● **EXTRACTED DATA**
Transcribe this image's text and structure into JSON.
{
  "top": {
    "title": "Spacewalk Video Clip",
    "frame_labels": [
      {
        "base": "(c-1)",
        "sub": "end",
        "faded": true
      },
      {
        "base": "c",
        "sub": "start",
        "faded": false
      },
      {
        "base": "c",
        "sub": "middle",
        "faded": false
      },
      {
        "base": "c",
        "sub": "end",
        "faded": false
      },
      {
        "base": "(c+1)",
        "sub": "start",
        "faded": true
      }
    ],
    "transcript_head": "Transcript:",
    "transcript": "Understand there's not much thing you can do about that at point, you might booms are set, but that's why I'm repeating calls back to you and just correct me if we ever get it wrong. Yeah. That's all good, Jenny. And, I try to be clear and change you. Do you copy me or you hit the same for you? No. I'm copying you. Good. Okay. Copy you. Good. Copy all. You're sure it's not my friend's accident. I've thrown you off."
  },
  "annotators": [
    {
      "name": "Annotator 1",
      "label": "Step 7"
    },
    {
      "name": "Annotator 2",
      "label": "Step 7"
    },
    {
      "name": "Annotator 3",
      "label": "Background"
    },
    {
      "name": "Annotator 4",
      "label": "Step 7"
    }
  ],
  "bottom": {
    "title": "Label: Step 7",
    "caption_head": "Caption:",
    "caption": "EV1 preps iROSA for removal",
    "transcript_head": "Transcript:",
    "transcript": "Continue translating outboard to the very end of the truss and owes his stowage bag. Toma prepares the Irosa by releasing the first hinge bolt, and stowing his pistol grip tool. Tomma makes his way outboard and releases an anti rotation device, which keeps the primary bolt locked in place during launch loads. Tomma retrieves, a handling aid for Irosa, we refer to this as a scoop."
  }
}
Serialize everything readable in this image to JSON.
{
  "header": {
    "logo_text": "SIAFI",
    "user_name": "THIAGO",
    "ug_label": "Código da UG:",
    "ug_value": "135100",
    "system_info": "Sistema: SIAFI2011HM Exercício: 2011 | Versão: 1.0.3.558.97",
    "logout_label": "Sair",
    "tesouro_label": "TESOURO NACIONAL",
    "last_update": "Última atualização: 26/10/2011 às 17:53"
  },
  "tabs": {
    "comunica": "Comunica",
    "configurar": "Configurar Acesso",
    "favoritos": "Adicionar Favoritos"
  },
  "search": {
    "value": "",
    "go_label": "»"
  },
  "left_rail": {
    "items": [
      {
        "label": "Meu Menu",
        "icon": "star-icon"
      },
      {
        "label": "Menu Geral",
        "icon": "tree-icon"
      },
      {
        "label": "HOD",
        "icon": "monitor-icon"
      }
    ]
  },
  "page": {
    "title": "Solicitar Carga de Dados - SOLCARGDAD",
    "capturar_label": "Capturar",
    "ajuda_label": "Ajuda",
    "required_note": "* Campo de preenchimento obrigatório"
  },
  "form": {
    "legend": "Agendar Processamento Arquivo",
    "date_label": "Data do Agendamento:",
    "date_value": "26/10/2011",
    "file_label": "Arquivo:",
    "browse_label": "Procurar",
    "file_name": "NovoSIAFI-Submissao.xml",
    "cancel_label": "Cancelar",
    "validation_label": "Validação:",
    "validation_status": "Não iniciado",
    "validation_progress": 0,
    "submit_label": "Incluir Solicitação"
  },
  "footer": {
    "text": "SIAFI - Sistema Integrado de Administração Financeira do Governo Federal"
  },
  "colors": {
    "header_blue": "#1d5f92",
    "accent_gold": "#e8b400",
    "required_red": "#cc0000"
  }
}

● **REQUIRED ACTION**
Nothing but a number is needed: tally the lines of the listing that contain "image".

● **SOLUTION TO THE EXERCISE**
2